> EXERCISE
Every line of the data that includes "JSON" should be copied out.

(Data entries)
--------
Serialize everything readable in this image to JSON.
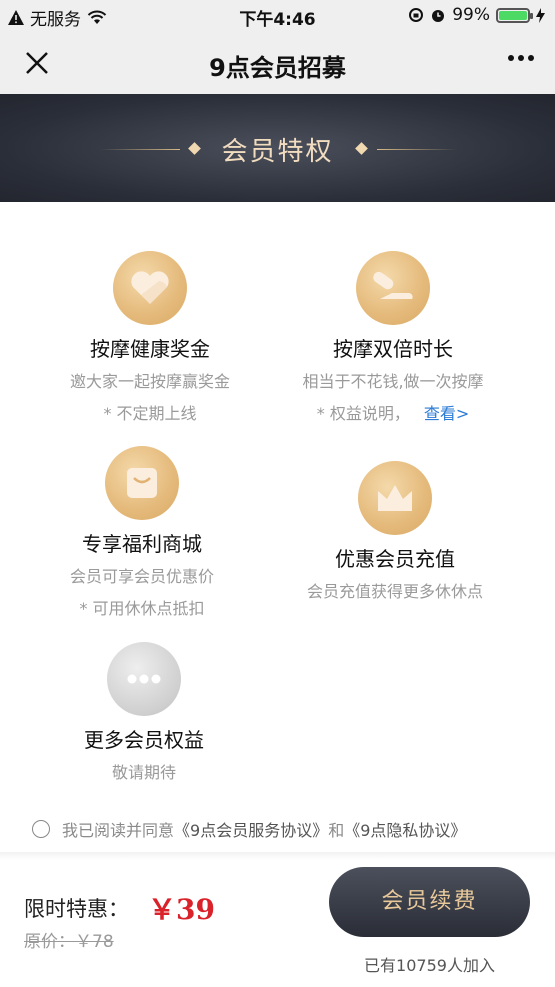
{
  "status_bar": {
    "carrier": "无服务",
    "time": "下午4:46",
    "battery": "99%",
    "battery_level": 0.99
  },
  "nav": {
    "title": "9点会员招募"
  },
  "banner": {
    "title": "会员特权"
  },
  "perks": [
    {
      "title": "按摩健康奖金",
      "desc": "邀大家一起按摩赢奖金",
      "note": "* 不定期上线",
      "icon": "heart-icon"
    },
    {
      "title": "按摩双倍时长",
      "desc": "相当于不花钱,做一次按摩",
      "note": "* 权益说明，",
      "link": "查看>",
      "icon": "massage-icon"
    },
    {
      "title": "专享福利商城",
      "desc": "会员可享会员优惠价",
      "note": "* 可用休休点抵扣",
      "icon": "shopping-bag-icon"
    },
    {
      "title": "优惠会员充值",
      "desc": "会员充值获得更多休休点",
      "icon": "crown-icon"
    },
    {
      "title": "更多会员权益",
      "desc": "敬请期待",
      "icon": "more-icon"
    }
  ],
  "agreement": {
    "prefix": "我已阅读并同意",
    "service_link": "《9点会员服务协议》",
    "and": "和",
    "privacy_link": "《9点隐私协议》"
  },
  "footer": {
    "price_label": "限时特惠：",
    "price": "￥39",
    "original_price": "原价：￥78",
    "button_label": "会员续费",
    "joined_text": "已有10759人加入"
  },
  "colors": {
    "accent_gold": "#e4b97a",
    "price_red": "#d9222a",
    "link_blue": "#2b7bd6",
    "banner_dark": "#2a2e38"
  }
}
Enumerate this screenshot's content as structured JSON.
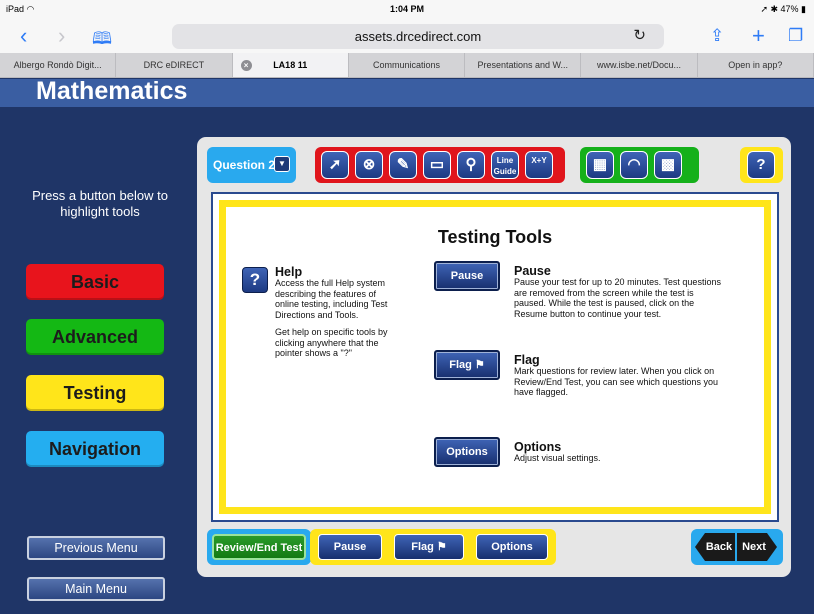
{
  "statusbar": {
    "carrier": "iPad",
    "wifi_icon": "wifi-icon",
    "time": "1:04 PM",
    "battery": "47%"
  },
  "browser": {
    "url": "assets.drcedirect.com",
    "tabs": [
      {
        "label": "Albergo Rondò Digit..."
      },
      {
        "label": "DRC eDIRECT"
      },
      {
        "label": "LA18 11",
        "active": true
      },
      {
        "label": "Communications"
      },
      {
        "label": "Presentations and W..."
      },
      {
        "label": "www.isbe.net/Docu..."
      },
      {
        "label": "Open in app?"
      }
    ]
  },
  "page": {
    "title": "Mathematics"
  },
  "left": {
    "hint": "Press a button below to highlight tools",
    "categories": {
      "basic": "Basic",
      "advanced": "Advanced",
      "testing": "Testing",
      "navigation": "Navigation"
    },
    "previous_menu": "Previous Menu",
    "main_menu": "Main Menu"
  },
  "toolbar": {
    "question_label": "Question 2",
    "line_guide": "Line Guide",
    "equation": "X+Y",
    "help": "?"
  },
  "content": {
    "title": "Testing Tools",
    "help": {
      "title": "Help",
      "text1": "Access the full Help system describing the features of online testing, including Test Directions and Tools.",
      "text2": "Get help on specific tools by clicking anywhere that the pointer shows a \"?\""
    },
    "pause": {
      "button": "Pause",
      "title": "Pause",
      "text": "Pause your test for up to 20 minutes. Test questions are removed from the screen while the test is paused. While the test is paused, click on the Resume button to continue your test."
    },
    "flag": {
      "button": "Flag",
      "title": "Flag",
      "text": "Mark questions for review later. When you click on Review/End Test, you can see which questions you have flagged."
    },
    "options": {
      "button": "Options",
      "title": "Options",
      "text": "Adjust visual settings."
    }
  },
  "bottombar": {
    "review": "Review/End Test",
    "pause": "Pause",
    "flag": "Flag",
    "options": "Options",
    "back": "Back",
    "next": "Next"
  },
  "colors": {
    "basic": "#e8141c",
    "advanced": "#14b814",
    "testing": "#ffe51a",
    "navigation": "#24aef0",
    "background": "#1f3567"
  }
}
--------
> SOLVED EXERCISE
Serialize everything readable in this image to JSON.
Enumerate this screenshot's content as structured JSON.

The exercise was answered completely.